**Stored data entries:**

• • •

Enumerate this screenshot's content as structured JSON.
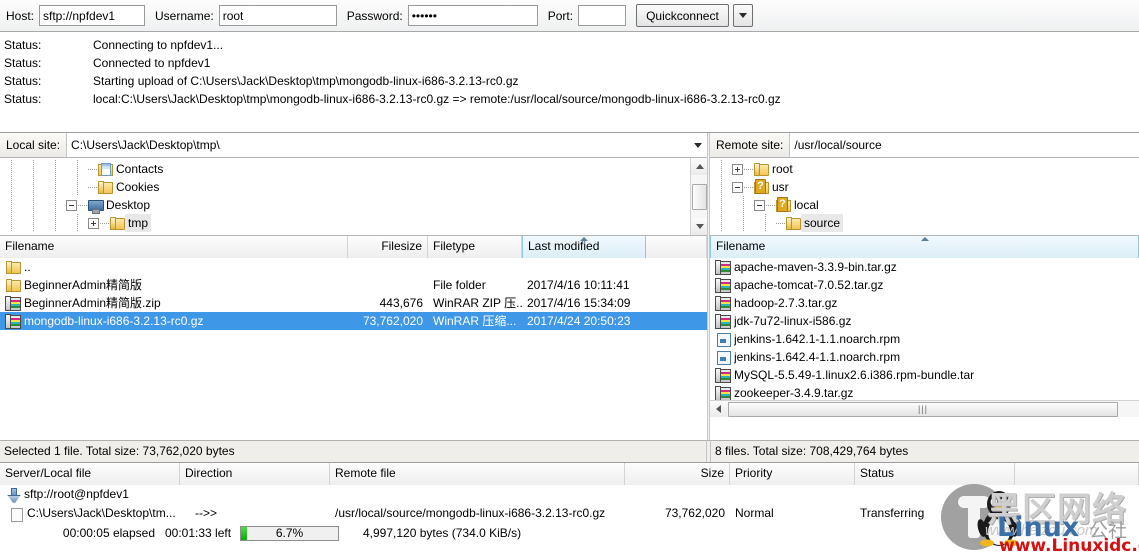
{
  "quickconnect": {
    "host_label": "Host:",
    "host_value": "sftp://npfdev1",
    "user_label": "Username:",
    "user_value": "root",
    "pass_label": "Password:",
    "pass_value": "••••••",
    "port_label": "Port:",
    "port_value": "",
    "port_placeholder": "",
    "connect_label": "Quickconnect",
    "dropdown_icon": "chevron-down-icon"
  },
  "log": {
    "key": "Status:",
    "messages": [
      "Connecting to npfdev1...",
      "Connected to npfdev1",
      "Starting upload of C:\\Users\\Jack\\Desktop\\tmp\\mongodb-linux-i686-3.2.13-rc0.gz",
      "local:C:\\Users\\Jack\\Desktop\\tmp\\mongodb-linux-i686-3.2.13-rc0.gz => remote:/usr/local/source/mongodb-linux-i686-3.2.13-rc0.gz"
    ]
  },
  "local_pane": {
    "site_label": "Local site:",
    "site_path": "C:\\Users\\Jack\\Desktop\\tmp\\",
    "tree": [
      {
        "label": "Contacts",
        "depth": 4,
        "expander": "none",
        "icon": "folder-contacts-icon",
        "selected": false
      },
      {
        "label": "Cookies",
        "depth": 4,
        "expander": "none",
        "icon": "folder-icon",
        "selected": false
      },
      {
        "label": "Desktop",
        "depth": 3,
        "expander": "minus",
        "icon": "desktop-icon",
        "selected": false
      },
      {
        "label": "tmp",
        "depth": 4,
        "expander": "plus",
        "icon": "folder-icon",
        "selected": true
      }
    ],
    "columns": [
      "Filename",
      "Filesize",
      "Filetype",
      "Last modified"
    ],
    "sorted_column": "Last modified",
    "sort_direction": "asc",
    "files": [
      {
        "name": "..",
        "size": "",
        "type": "",
        "modified": "",
        "icon": "folder-up-icon",
        "selected": false
      },
      {
        "name": "BeginnerAdmin精简版",
        "size": "",
        "type": "File folder",
        "modified": "2017/4/16 10:11:41",
        "icon": "folder-icon",
        "selected": false
      },
      {
        "name": "BeginnerAdmin精简版.zip",
        "size": "443,676",
        "type": "WinRAR ZIP 压...",
        "modified": "2017/4/16 15:34:09",
        "icon": "archive-icon",
        "selected": false
      },
      {
        "name": "mongodb-linux-i686-3.2.13-rc0.gz",
        "size": "73,762,020",
        "type": "WinRAR 压缩...",
        "modified": "2017/4/24 20:50:23",
        "icon": "archive-icon",
        "selected": true
      }
    ],
    "status": "Selected 1 file. Total size: 73,762,020 bytes"
  },
  "remote_pane": {
    "site_label": "Remote site:",
    "site_path": "/usr/local/source",
    "tree": [
      {
        "label": "root",
        "depth": 1,
        "expander": "plus",
        "icon": "folder-icon",
        "selected": false
      },
      {
        "label": "usr",
        "depth": 1,
        "expander": "minus",
        "icon": "folder-unknown-icon",
        "selected": false
      },
      {
        "label": "local",
        "depth": 2,
        "expander": "minus",
        "icon": "folder-unknown-icon",
        "selected": false
      },
      {
        "label": "source",
        "depth": 3,
        "expander": "none",
        "icon": "folder-icon",
        "selected": true
      }
    ],
    "columns": [
      "Filename"
    ],
    "sorted_column": "Filename",
    "sort_direction": "asc",
    "files": [
      {
        "name": "apache-maven-3.3.9-bin.tar.gz",
        "icon": "archive-icon"
      },
      {
        "name": "apache-tomcat-7.0.52.tar.gz",
        "icon": "archive-icon"
      },
      {
        "name": "hadoop-2.7.3.tar.gz",
        "icon": "archive-icon"
      },
      {
        "name": "jdk-7u72-linux-i586.gz",
        "icon": "archive-icon"
      },
      {
        "name": "jenkins-1.642.1-1.1.noarch.rpm",
        "icon": "rpm-icon"
      },
      {
        "name": "jenkins-1.642.4-1.1.noarch.rpm",
        "icon": "rpm-icon"
      },
      {
        "name": "MySQL-5.5.49-1.linux2.6.i386.rpm-bundle.tar",
        "icon": "archive-icon"
      },
      {
        "name": "zookeeper-3.4.9.tar.gz",
        "icon": "archive-icon"
      }
    ],
    "status": "8 files. Total size: 708,429,764 bytes"
  },
  "queue": {
    "columns": [
      "Server/Local file",
      "Direction",
      "Remote file",
      "Size",
      "Priority",
      "Status"
    ],
    "server_row": {
      "label": "sftp://root@npfdev1",
      "icon": "server-icon"
    },
    "transfer_row": {
      "local_file": "C:\\Users\\Jack\\Desktop\\tm...",
      "direction": "-->>",
      "remote_file": "/usr/local/source/mongodb-linux-i686-3.2.13-rc0.gz",
      "size": "73,762,020",
      "priority": "Normal",
      "status": "Transferring",
      "icon": "file-icon"
    },
    "progress": {
      "elapsed": "00:00:05 elapsed",
      "left": "00:01:33 left",
      "percent_label": "6.7%",
      "percent_value": 6.7,
      "bytes": "4,997,120 bytes (734.0 KiB/s)"
    }
  },
  "watermark": {
    "cn_title": "黑区网络",
    "brand": "Linux",
    "brand_suffix": "公社",
    "url": "www.Linuxidc.com",
    "faint": "www.heizou.com"
  },
  "colors": {
    "selection": "#3f97e8",
    "progress_green": "#0aa80a",
    "sorted_header": "#dceef8",
    "watermark_blue": "#3b6fa8",
    "watermark_red": "#d51010"
  }
}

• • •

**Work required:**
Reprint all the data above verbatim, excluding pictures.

**Completed task:**
Enumerate this screenshot's content as structured JSON.
{
  "quickconnect": {
    "host_label": "Host:",
    "host_value": "sftp://npfdev1",
    "user_label": "Username:",
    "user_value": "root",
    "pass_label": "Password:",
    "pass_value": "••••••",
    "port_label": "Port:",
    "port_value": "",
    "port_placeholder": "",
    "connect_label": "Quickconnect",
    "dropdown_icon": "chevron-down-icon"
  },
  "log": {
    "key": "Status:",
    "messages": [
      "Connecting to npfdev1...",
      "Connected to npfdev1",
      "Starting upload of C:\\Users\\Jack\\Desktop\\tmp\\mongodb-linux-i686-3.2.13-rc0.gz",
      "local:C:\\Users\\Jack\\Desktop\\tmp\\mongodb-linux-i686-3.2.13-rc0.gz => remote:/usr/local/source/mongodb-linux-i686-3.2.13-rc0.gz"
    ]
  },
  "local_pane": {
    "site_label": "Local site:",
    "site_path": "C:\\Users\\Jack\\Desktop\\tmp\\",
    "tree": [
      {
        "label": "Contacts",
        "depth": 4,
        "expander": "none",
        "icon": "folder-contacts-icon",
        "selected": false
      },
      {
        "label": "Cookies",
        "depth": 4,
        "expander": "none",
        "icon": "folder-icon",
        "selected": false
      },
      {
        "label": "Desktop",
        "depth": 3,
        "expander": "minus",
        "icon": "desktop-icon",
        "selected": false
      },
      {
        "label": "tmp",
        "depth": 4,
        "expander": "plus",
        "icon": "folder-icon",
        "selected": true
      }
    ],
    "columns": [
      "Filename",
      "Filesize",
      "Filetype",
      "Last modified"
    ],
    "sorted_column": "Last modified",
    "sort_direction": "asc",
    "files": [
      {
        "name": "..",
        "size": "",
        "type": "",
        "modified": "",
        "icon": "folder-up-icon",
        "selected": false
      },
      {
        "name": "BeginnerAdmin精简版",
        "size": "",
        "type": "File folder",
        "modified": "2017/4/16 10:11:41",
        "icon": "folder-icon",
        "selected": false
      },
      {
        "name": "BeginnerAdmin精简版.zip",
        "size": "443,676",
        "type": "WinRAR ZIP 压...",
        "modified": "2017/4/16 15:34:09",
        "icon": "archive-icon",
        "selected": false
      },
      {
        "name": "mongodb-linux-i686-3.2.13-rc0.gz",
        "size": "73,762,020",
        "type": "WinRAR 压缩...",
        "modified": "2017/4/24 20:50:23",
        "icon": "archive-icon",
        "selected": true
      }
    ],
    "status": "Selected 1 file. Total size: 73,762,020 bytes"
  },
  "remote_pane": {
    "site_label": "Remote site:",
    "site_path": "/usr/local/source",
    "tree": [
      {
        "label": "root",
        "depth": 1,
        "expander": "plus",
        "icon": "folder-icon",
        "selected": false
      },
      {
        "label": "usr",
        "depth": 1,
        "expander": "minus",
        "icon": "folder-unknown-icon",
        "selected": false
      },
      {
        "label": "local",
        "depth": 2,
        "expander": "minus",
        "icon": "folder-unknown-icon",
        "selected": false
      },
      {
        "label": "source",
        "depth": 3,
        "expander": "none",
        "icon": "folder-icon",
        "selected": true
      }
    ],
    "columns": [
      "Filename"
    ],
    "sorted_column": "Filename",
    "sort_direction": "asc",
    "files": [
      {
        "name": "apache-maven-3.3.9-bin.tar.gz",
        "icon": "archive-icon"
      },
      {
        "name": "apache-tomcat-7.0.52.tar.gz",
        "icon": "archive-icon"
      },
      {
        "name": "hadoop-2.7.3.tar.gz",
        "icon": "archive-icon"
      },
      {
        "name": "jdk-7u72-linux-i586.gz",
        "icon": "archive-icon"
      },
      {
        "name": "jenkins-1.642.1-1.1.noarch.rpm",
        "icon": "rpm-icon"
      },
      {
        "name": "jenkins-1.642.4-1.1.noarch.rpm",
        "icon": "rpm-icon"
      },
      {
        "name": "MySQL-5.5.49-1.linux2.6.i386.rpm-bundle.tar",
        "icon": "archive-icon"
      },
      {
        "name": "zookeeper-3.4.9.tar.gz",
        "icon": "archive-icon"
      }
    ],
    "status": "8 files. Total size: 708,429,764 bytes"
  },
  "queue": {
    "columns": [
      "Server/Local file",
      "Direction",
      "Remote file",
      "Size",
      "Priority",
      "Status"
    ],
    "server_row": {
      "label": "sftp://root@npfdev1",
      "icon": "server-icon"
    },
    "transfer_row": {
      "local_file": "C:\\Users\\Jack\\Desktop\\tm...",
      "direction": "-->>",
      "remote_file": "/usr/local/source/mongodb-linux-i686-3.2.13-rc0.gz",
      "size": "73,762,020",
      "priority": "Normal",
      "status": "Transferring",
      "icon": "file-icon"
    },
    "progress": {
      "elapsed": "00:00:05 elapsed",
      "left": "00:01:33 left",
      "percent_label": "6.7%",
      "percent_value": 6.7,
      "bytes": "4,997,120 bytes (734.0 KiB/s)"
    }
  },
  "watermark": {
    "cn_title": "黑区网络",
    "brand": "Linux",
    "brand_suffix": "公社",
    "url": "www.Linuxidc.com",
    "faint": "www.heizou.com"
  },
  "colors": {
    "selection": "#3f97e8",
    "progress_green": "#0aa80a",
    "sorted_header": "#dceef8",
    "watermark_blue": "#3b6fa8",
    "watermark_red": "#d51010"
  }
}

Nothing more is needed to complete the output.